Stroll along Ninth Street and residents will talk about their transitioning neighborhood, sometimes politely, sometimes bitterly.
Susan Dugar, a black woman in her forties, grew up in Shaw. "That church has been here forever, through the '60s, the '80s, the ups, the downs" of the District, she said recently. "Gay people who are moving into the city, in Dupont, Logan, in U Street, can't just come in and say, 'We're gonna build this and that in front of it.' "
K.C. Sykora, 24, moved to Shaw two years ago with her roommate. Both are white. "To be honest," she said, "I'm more comfortable with gay people than with churchgoing people."
Sitting inside Azi's Cafe, the barely year-old WiFi-connected coffee shop with black and white floor tiles, Alexander Padro talked of Shaw's changing landscape. In the past year, Queen of Sheba, an Ethiopian eatery; Vegetate, a vegetarian hot spot; and International Lifestyles, a boutique/concierge service/corporate party-thrower with pristine white floors and vases of red roses, have opened on Ninth Street.
Padro is one of Shaw's neighborhood commissioners, and he's the one-man operation behind Shaw Main Streets, an umbrella group that fosters commercial growth in the neighborhood. He is also gay, and the one vote for Be Bar on the commission. Homophobia, he says, has played "a part in all of this."
There are some streets in Shaw where half of the residents are gay and gay couples, he says. He points to DC GuestHouse, the gay-owned B&B in a three-story Victorian that used to be a funeral home and rents its rooms for as much as $300 a night. It's at 10th and O streets, about a block away from Scripture, a longstanding institution on the block.

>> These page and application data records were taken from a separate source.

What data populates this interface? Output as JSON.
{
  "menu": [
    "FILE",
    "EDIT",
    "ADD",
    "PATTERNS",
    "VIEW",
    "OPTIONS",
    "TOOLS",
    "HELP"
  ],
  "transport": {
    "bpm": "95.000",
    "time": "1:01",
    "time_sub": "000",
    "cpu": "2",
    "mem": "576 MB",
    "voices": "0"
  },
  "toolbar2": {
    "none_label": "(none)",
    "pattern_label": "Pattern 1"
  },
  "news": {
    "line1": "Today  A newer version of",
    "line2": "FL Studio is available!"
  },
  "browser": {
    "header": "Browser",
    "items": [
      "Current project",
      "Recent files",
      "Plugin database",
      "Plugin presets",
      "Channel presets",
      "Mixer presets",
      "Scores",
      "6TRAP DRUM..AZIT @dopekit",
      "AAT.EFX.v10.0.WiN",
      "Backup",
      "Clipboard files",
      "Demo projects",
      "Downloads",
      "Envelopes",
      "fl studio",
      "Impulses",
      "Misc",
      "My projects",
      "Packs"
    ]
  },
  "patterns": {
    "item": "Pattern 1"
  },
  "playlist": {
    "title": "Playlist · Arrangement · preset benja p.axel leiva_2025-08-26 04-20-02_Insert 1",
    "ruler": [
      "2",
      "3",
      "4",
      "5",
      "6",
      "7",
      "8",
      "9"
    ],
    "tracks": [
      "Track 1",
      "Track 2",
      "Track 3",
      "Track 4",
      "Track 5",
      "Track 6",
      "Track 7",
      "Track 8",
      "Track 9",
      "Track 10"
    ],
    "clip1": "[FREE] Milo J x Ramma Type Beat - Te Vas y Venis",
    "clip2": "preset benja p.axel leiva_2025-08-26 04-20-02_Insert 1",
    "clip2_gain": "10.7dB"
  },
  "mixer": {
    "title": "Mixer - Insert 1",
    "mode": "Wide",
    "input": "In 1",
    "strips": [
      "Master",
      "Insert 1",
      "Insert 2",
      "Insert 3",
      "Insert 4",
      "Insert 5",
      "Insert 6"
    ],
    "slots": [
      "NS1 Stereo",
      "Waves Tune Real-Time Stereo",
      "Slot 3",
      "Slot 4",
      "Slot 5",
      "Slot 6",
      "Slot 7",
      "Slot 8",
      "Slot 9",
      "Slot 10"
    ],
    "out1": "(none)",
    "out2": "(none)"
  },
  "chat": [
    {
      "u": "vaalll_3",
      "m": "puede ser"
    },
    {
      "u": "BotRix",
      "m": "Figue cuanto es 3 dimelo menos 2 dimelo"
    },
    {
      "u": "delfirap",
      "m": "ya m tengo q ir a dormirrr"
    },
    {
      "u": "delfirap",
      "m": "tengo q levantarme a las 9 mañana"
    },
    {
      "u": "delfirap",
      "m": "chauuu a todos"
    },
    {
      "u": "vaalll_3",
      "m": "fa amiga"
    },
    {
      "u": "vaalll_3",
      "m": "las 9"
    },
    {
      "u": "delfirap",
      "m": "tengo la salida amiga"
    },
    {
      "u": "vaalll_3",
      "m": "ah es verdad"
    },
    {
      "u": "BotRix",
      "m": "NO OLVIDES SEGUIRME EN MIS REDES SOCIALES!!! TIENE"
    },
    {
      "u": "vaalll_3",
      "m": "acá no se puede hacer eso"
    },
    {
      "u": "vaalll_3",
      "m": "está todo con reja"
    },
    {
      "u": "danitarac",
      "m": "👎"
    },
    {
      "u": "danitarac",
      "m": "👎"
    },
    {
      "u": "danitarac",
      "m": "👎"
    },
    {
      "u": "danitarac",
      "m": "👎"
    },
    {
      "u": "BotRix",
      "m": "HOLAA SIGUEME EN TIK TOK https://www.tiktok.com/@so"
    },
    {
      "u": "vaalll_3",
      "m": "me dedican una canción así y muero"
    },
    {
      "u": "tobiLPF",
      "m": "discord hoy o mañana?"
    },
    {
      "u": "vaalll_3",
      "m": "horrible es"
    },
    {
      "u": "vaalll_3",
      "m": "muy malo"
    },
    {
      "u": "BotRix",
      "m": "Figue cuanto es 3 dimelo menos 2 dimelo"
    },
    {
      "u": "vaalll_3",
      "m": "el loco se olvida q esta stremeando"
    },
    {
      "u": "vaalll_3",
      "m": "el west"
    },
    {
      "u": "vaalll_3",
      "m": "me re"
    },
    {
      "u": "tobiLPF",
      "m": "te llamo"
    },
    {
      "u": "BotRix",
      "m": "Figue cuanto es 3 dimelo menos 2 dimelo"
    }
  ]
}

"I've been a pastor in Shaw for 46 years," Long said while taking a break after the 11 a.m. service on a recent Sunday. A framed photograph of a young Long posing with President Jimmy Carter, who signed it "With best wishes to C.L. Long," was prominently displayed. He lives in Bowie and drives in for Sunday services. He's got a parking spot in front of his church. "We helped clean this area up. Now that we've got the area cleaned up . . ." He pauses.
"Change is good, but it depends on what you're changing to," he says.
He pauses some more.
"But folks need to understand that this church, all churches, play a big part in the community. I have my own opinion on the gay lifestyle, but I don't fight them -- they're welcome to come to our church, because I'm in the business of changing lives. Lives have been changed in this very church, and maybe God can do something for them."
Watson has lived in a three-story house in Shaw for six years. He formerly owned a TCBY, across from Whole Foods on P Street, and partnered with his friend Tom McGuire for Be Bar.
The vibe for the 3,000-square-foot space, he says, is "modern chic meets baroque." The drinks: candy-flavored martinis. The music: Top 40.
The protest, if it continues, would delay the bar's opening for months, if not longer, he says.
"We're rolling the dice right now. We're in limbo. This could go on and on," says Watson, 32. "I understand that change is hard, but I also don't understand it."